Manhwa-ga: Lee YoungYou
Publisher: Yen Press
Rating: Teen (13+)
Release Date: December 2009
Synopsis: “When Hee-Ju’s hostage negotiations for Ya-Ho with Ha-Eun, Yumei and Mi-Woo go south, the tragic result of his failed attempts leads to heartbreak for Myung-Ee and company. And to make matters worse, those on Earth aren’t the only ones on the move. The leader of the Moon Foxes is about to make a trip to the Blu Planet and mete out heavenly punishment to those who get in his way… that is, if he can stay awake long enough!”
Tears are shed, pasts are hinted at, the supposedly dead come back to life and foxes continue to hunt rabbits and rabbits continue to hunt foxes. While a reread of previous books allows a semblance of clarity to the book’s still-growing cast and multi-faction plot, it leaves one to question if this should be necessary every time a new book comes out.
Moon Boy has always been a bit of a mess and sadly it doesn’t seem to be fairing any better as the series progresses. It’s a shame because when the art is good, it’s pretty charming and when the story is good, it can manage to be rather moving. But that’s the catch – when – and when it happens to be good occurs far less than otherwise. There’re too many characters doing too many things that simply aren’t presented in a manner coherent enough to be effective at storytelling. There are almost a dozen characters in this book, and with the possible exception of any hardcore Moon Boy fans out there, most readers would be hard-pressed to remember most of them after the fact, let alone keep track of their relation to each other.

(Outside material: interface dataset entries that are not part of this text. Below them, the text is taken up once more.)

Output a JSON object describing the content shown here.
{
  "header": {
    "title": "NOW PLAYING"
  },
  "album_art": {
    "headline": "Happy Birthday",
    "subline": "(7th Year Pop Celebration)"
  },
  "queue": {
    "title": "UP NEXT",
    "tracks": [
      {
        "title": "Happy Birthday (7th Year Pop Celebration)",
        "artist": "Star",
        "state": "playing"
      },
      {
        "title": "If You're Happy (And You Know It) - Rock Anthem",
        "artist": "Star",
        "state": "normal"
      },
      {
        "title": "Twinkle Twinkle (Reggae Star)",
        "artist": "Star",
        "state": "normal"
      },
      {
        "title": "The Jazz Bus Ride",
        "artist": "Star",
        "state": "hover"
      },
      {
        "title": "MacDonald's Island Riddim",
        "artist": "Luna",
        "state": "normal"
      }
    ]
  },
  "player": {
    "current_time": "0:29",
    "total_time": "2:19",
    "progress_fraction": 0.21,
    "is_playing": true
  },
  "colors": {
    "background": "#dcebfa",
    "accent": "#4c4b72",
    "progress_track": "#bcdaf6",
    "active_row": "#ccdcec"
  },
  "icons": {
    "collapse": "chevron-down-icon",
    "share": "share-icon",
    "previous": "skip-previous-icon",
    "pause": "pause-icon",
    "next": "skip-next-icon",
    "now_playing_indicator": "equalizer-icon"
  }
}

Some parts of the volume do manage to stand out to the contrary, notable on an emotional scale that rings back across the series. There’re just enough of these scenes to keep it readable from start to finish. The book begins when Myung-Ee finds herself between Yu-Da and Sa-Eun as they face off in a battle that’s been long in the coming but just as long in the dreading. The two have been together under the pretence of being each other’s best friend for so long and though the reason was ‘business’, it’s clear that they’ve still gotten attached to one another. It’s all the more painful now that they’ve come clean about their opposing teams (despite both knowing for some time) and they’re simultaneously hurt by the others’ betrayal and guilt-ridden by their own.

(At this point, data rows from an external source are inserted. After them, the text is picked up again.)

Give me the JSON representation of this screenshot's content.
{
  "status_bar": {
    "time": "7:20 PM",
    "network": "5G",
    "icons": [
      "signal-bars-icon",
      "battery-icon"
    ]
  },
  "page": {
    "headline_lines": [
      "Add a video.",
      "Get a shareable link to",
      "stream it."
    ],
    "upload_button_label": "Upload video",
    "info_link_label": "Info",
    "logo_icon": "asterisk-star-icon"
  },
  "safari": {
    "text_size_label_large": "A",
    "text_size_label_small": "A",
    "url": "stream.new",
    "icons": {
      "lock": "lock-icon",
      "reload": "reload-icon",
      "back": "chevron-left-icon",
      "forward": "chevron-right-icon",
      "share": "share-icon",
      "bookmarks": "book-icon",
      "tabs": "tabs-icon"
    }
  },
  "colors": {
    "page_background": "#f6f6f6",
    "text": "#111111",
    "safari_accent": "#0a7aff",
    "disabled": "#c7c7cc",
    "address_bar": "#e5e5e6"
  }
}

It adds a whole other level of drama to the story when Sa-Eun openly admits that he likes Myung-Ee, fully aware that she still holds strong feelings for the now absent Yu-Da. It’s entertaining seeing Sa-Eun forcefully exclaim his feelings to her verbally, finding a way to continue his habit of talking condescending to her while concurrently trying to be honest about how he feels. As for Myung-Ee, she’s entirely against his advances – one part love for Yu-Da, another part common sense and two-parts pride. However nothing in the book is as poignant as when Myung-Ee confronts Yu-Da with her own feelings only to realize the true depths of his loneliness. It provokes a short scene with Yu-Da on his own that’s bound to at least tug on a few heartstrings.
As a whole though Moon Boy still remains far too scattered – multiple characters are hard to keep straight and the uneven pacing of the constant back and forth switch-outs make the broader issues fall short on reader expectations and attention spans. It’s too bad because when the series takes a moment to stop and focus in on its drama, it does a great job. Regrettably these moments are swimming in a sea of clutter that we can only hope at this point take the time to tidy themselves up before things wrap up in volume nine.